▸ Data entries
━━━━━━

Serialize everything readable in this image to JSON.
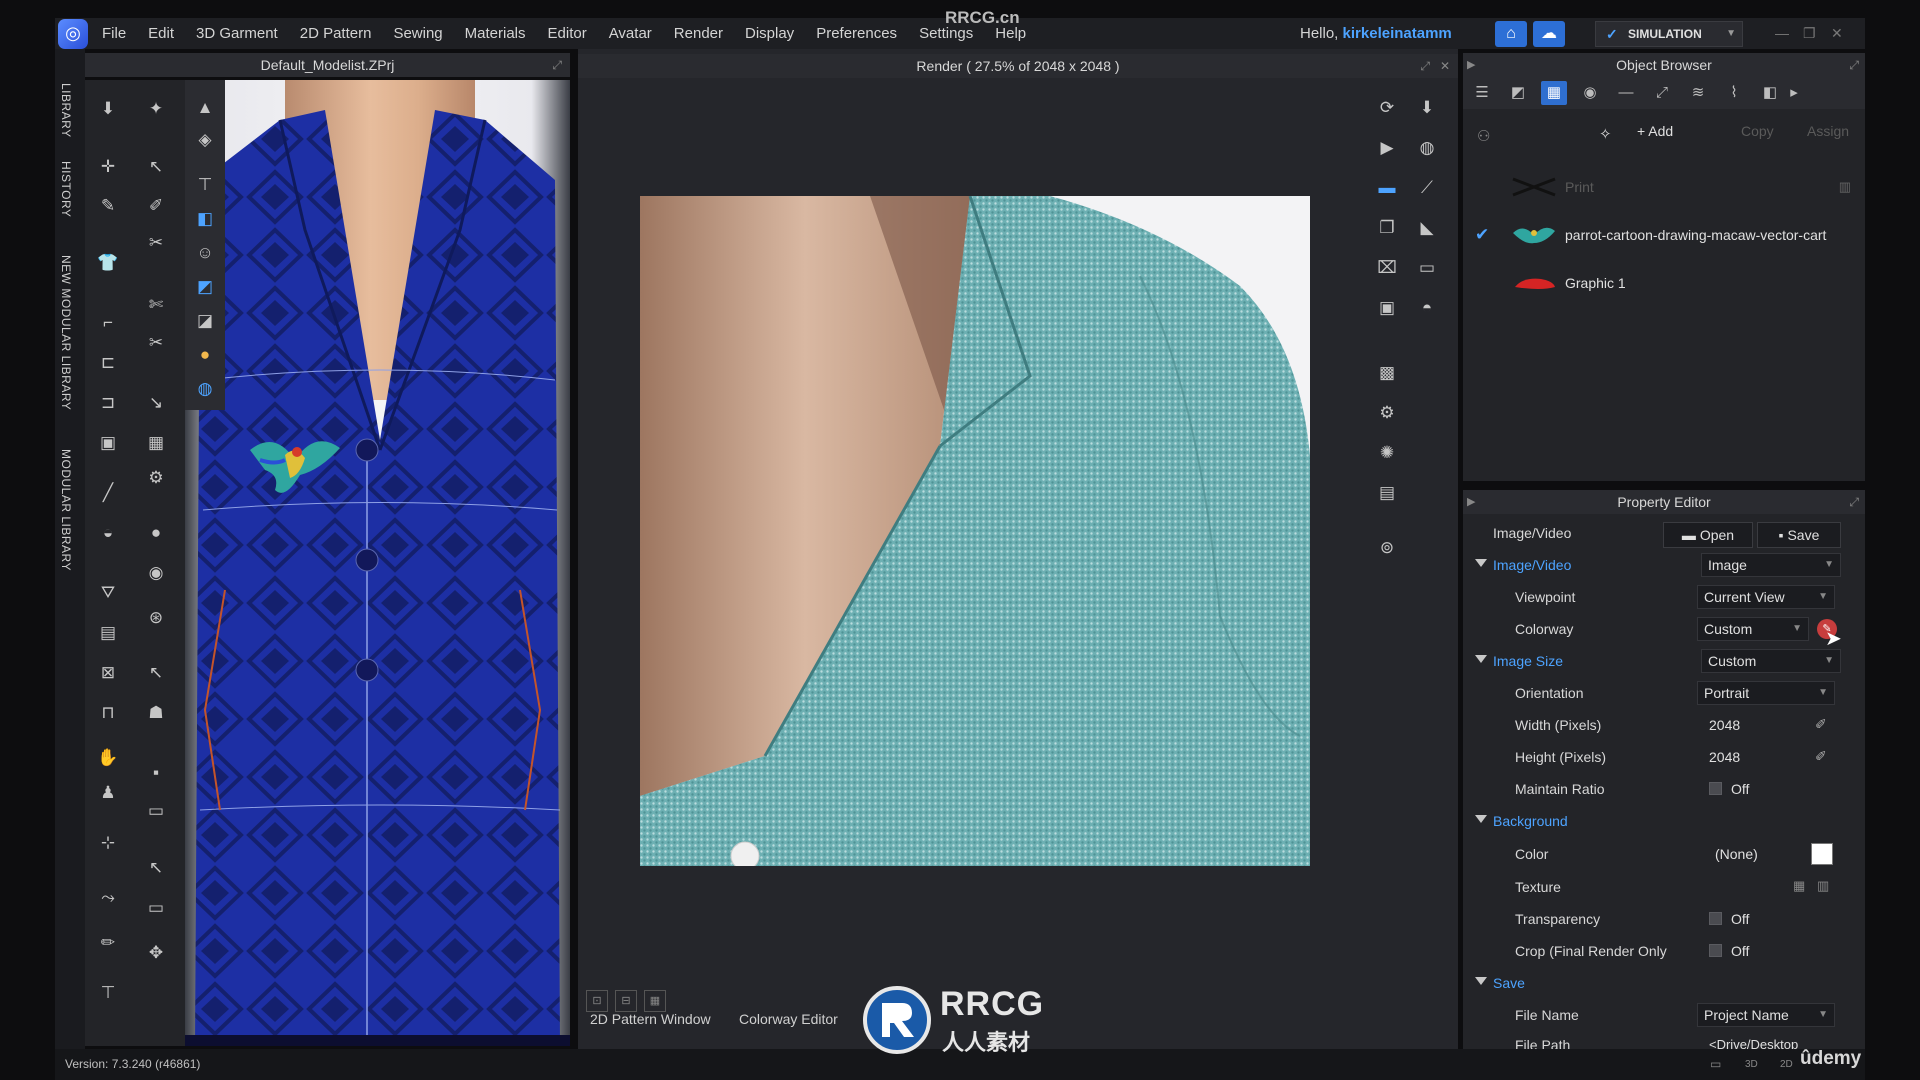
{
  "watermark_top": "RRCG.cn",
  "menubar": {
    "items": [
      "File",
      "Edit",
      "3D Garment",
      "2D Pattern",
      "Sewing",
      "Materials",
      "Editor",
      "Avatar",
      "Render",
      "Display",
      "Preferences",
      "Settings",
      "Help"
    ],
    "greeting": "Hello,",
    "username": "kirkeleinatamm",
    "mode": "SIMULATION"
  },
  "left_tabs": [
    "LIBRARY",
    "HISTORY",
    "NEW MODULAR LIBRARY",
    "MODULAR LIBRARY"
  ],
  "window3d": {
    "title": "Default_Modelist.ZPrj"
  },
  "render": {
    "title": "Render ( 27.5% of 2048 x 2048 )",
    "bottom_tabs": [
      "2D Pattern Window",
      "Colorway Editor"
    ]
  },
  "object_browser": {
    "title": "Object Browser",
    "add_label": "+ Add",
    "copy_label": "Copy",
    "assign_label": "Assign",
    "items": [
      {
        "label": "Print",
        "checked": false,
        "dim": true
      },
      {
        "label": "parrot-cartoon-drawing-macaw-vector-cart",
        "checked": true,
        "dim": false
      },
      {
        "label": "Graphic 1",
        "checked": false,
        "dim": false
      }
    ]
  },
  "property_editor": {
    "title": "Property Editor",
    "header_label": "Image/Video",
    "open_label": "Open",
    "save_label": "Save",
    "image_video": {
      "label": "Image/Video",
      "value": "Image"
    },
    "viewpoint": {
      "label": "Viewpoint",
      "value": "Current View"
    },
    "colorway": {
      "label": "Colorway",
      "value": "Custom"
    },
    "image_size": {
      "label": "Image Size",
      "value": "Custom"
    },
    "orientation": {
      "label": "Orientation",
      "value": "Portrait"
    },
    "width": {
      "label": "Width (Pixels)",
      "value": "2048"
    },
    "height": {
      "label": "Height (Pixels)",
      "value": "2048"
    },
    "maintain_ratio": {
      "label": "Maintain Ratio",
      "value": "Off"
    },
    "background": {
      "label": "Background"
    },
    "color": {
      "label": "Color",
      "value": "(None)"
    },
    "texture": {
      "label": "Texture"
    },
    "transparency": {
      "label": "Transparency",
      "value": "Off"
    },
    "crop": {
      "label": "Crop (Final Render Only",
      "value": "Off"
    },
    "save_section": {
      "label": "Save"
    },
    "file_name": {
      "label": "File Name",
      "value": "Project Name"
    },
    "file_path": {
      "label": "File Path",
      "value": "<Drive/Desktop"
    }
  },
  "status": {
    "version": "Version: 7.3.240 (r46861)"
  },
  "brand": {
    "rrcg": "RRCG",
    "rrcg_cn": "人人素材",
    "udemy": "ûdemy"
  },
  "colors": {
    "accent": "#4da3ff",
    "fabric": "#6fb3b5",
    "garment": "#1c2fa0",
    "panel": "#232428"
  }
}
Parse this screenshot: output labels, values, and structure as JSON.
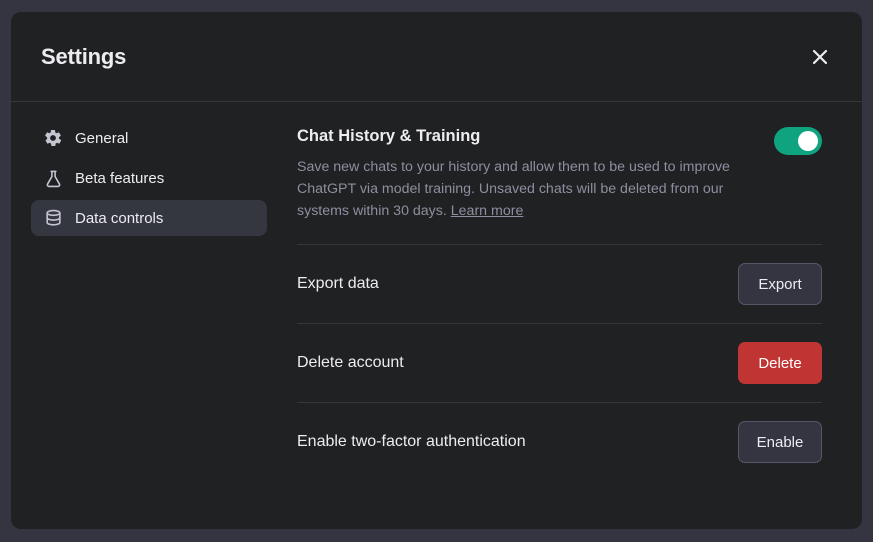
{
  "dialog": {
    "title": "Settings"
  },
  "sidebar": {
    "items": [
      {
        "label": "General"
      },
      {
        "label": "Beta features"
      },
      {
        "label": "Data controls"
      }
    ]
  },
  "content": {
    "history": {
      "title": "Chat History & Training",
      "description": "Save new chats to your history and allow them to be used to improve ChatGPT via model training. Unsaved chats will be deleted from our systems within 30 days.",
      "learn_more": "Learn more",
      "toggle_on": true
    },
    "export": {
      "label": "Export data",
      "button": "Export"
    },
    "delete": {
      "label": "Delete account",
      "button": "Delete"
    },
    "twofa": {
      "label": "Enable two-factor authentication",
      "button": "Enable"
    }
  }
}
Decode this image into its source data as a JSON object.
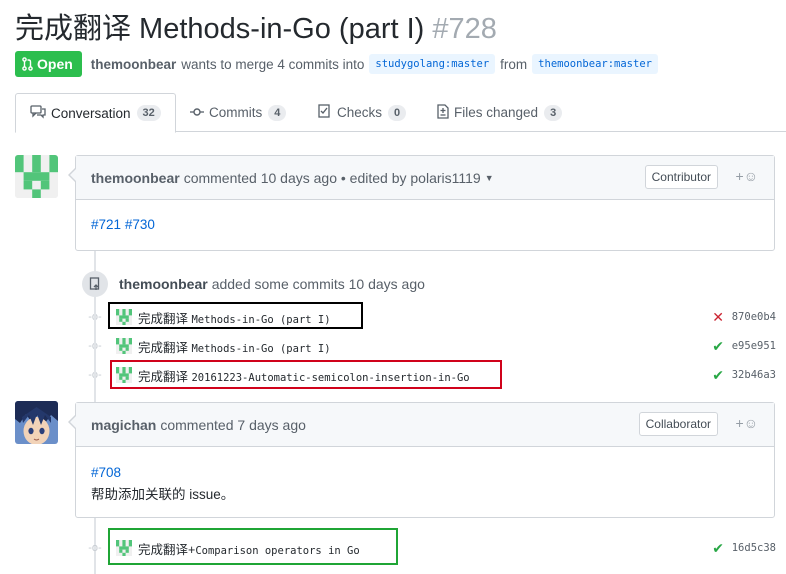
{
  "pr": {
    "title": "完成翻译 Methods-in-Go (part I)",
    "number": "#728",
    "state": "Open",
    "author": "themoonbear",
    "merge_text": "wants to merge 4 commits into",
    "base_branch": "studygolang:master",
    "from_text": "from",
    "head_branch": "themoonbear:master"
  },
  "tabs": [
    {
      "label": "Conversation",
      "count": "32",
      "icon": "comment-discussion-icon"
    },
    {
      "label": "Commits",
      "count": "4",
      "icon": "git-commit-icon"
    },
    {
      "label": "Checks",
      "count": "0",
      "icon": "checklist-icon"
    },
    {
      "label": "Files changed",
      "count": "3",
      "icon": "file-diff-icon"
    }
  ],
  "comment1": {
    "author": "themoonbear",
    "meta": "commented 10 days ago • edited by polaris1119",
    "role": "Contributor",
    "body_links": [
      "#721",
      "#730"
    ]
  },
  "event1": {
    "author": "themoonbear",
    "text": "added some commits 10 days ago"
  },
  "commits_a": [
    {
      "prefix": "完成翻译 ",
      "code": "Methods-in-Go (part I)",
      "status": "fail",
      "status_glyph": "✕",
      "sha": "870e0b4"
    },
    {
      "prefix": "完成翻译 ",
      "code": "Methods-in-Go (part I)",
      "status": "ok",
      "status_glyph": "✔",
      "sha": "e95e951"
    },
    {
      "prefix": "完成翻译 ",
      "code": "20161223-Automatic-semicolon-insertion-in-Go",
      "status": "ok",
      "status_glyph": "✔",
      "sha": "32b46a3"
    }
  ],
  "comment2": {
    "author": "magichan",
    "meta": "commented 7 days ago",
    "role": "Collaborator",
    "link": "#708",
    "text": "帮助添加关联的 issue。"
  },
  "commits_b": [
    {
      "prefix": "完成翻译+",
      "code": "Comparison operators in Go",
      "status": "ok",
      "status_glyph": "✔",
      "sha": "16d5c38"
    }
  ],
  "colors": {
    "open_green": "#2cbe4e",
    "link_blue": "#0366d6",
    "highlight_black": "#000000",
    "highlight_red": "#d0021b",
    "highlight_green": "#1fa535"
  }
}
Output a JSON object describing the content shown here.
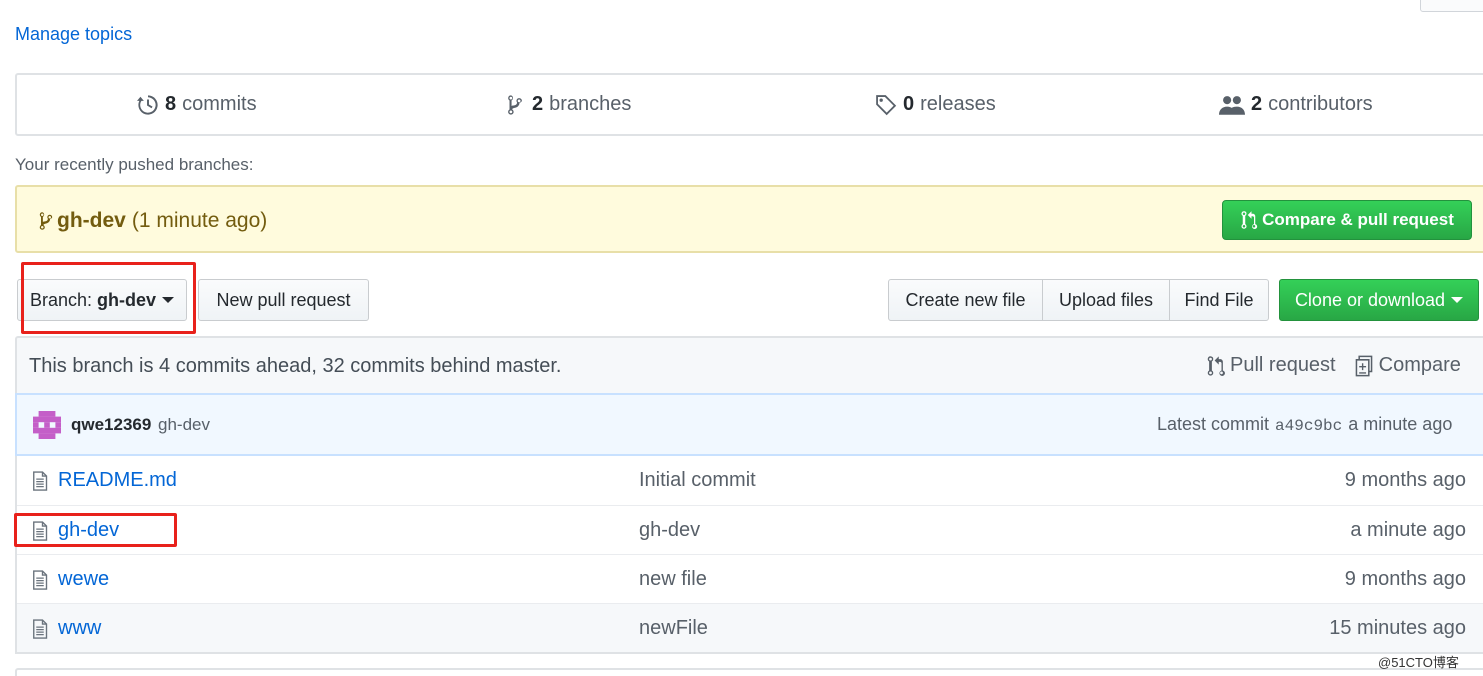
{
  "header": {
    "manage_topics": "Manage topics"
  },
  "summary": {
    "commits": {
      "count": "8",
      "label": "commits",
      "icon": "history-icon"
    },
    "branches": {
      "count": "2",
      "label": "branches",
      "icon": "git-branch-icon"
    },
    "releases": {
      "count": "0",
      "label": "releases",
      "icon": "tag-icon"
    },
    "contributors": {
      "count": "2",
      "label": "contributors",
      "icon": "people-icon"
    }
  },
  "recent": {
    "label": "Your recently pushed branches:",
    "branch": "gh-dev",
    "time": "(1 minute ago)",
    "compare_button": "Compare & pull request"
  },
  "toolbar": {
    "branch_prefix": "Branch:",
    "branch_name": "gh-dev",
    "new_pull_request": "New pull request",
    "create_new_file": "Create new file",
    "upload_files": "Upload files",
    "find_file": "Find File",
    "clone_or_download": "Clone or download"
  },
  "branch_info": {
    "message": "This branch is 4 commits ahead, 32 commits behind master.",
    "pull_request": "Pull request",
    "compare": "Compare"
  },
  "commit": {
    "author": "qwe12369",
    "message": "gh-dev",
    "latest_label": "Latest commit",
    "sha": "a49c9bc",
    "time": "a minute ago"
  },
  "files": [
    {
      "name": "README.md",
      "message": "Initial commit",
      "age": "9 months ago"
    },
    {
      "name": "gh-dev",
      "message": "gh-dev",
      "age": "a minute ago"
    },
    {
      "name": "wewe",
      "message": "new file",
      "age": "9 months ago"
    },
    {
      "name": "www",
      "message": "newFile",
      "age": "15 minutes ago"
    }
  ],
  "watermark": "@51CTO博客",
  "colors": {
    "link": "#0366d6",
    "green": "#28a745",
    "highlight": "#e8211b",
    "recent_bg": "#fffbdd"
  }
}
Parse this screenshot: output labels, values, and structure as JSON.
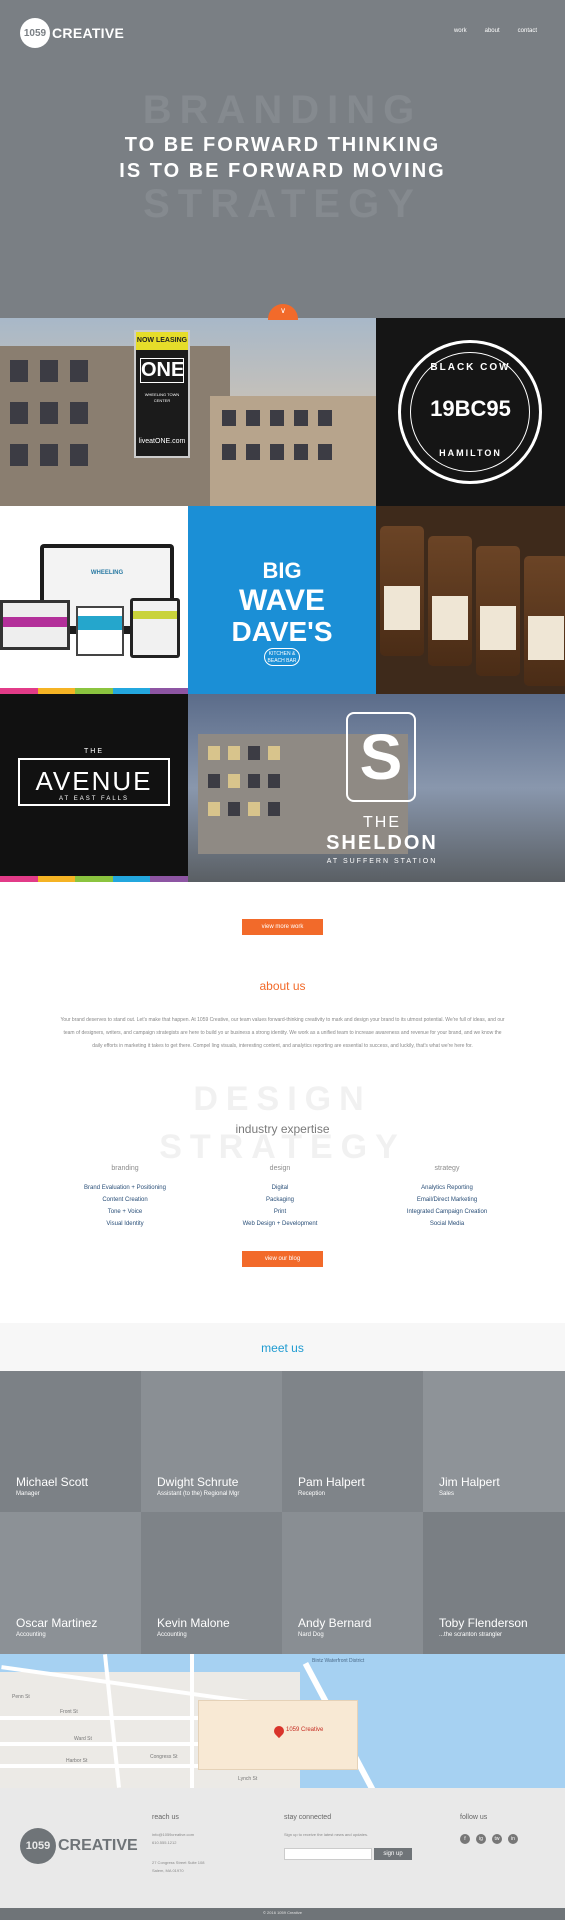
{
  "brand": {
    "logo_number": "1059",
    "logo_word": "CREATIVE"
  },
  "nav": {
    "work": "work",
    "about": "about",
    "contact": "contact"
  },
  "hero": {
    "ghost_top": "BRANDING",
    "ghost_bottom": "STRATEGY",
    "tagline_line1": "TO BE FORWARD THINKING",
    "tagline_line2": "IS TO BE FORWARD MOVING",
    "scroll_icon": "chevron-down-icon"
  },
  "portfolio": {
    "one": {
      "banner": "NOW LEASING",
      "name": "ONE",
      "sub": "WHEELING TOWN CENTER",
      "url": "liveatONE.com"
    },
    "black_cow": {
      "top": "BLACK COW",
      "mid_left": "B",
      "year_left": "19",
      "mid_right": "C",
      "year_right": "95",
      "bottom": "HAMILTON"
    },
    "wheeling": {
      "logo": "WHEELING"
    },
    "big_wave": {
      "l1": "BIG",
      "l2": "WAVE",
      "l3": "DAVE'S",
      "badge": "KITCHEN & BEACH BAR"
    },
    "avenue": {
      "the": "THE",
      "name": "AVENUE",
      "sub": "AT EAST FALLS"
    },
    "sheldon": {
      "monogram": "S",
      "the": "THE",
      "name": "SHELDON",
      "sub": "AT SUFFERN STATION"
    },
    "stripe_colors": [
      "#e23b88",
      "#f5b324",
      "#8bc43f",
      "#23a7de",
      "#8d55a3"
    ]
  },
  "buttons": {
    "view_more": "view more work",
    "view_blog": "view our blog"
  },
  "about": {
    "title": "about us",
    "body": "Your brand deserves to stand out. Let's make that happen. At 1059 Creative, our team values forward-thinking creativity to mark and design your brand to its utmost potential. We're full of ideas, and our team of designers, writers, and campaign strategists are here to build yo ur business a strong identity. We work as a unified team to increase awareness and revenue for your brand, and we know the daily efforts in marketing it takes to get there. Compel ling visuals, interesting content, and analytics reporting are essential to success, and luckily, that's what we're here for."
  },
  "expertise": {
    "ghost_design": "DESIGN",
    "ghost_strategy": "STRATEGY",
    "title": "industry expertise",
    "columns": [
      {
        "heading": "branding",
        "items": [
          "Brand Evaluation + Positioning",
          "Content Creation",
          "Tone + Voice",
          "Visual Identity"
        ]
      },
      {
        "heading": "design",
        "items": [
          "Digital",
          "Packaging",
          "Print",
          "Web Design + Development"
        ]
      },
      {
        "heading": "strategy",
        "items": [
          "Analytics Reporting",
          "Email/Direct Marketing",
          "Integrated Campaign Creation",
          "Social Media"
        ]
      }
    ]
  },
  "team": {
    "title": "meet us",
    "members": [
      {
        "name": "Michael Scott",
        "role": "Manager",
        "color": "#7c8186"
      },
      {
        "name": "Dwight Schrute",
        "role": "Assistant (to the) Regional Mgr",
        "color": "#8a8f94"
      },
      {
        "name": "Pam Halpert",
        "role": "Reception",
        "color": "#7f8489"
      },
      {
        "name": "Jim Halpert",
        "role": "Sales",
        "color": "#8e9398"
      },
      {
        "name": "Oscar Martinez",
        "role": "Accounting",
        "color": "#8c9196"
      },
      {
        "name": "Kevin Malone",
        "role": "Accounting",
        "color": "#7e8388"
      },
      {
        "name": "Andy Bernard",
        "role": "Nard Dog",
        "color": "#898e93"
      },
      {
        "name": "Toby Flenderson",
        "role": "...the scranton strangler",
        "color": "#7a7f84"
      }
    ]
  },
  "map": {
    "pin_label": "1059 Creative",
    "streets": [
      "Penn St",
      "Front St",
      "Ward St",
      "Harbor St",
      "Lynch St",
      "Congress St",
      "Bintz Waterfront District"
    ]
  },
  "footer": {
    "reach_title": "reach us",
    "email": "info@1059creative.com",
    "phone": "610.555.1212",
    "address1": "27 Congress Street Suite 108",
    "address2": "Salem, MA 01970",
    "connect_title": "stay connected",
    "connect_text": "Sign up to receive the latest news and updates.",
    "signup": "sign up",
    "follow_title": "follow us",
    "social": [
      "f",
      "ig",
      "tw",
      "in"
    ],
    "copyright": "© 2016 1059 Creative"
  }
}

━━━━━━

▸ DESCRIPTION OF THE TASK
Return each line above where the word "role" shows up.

▸ WRITTEN SOLUTION
    "role": "Contributor",
    "role": "Collaborator",
        "role": "Manager",
        "role": "Assistant (to the) Regional Mgr",
        "role": "Reception",
        "role": "Sales",
        "role": "Accounting",
        "role": "Accounting",
        "role": "Nard Dog",
        "role": "...the scranton strangler",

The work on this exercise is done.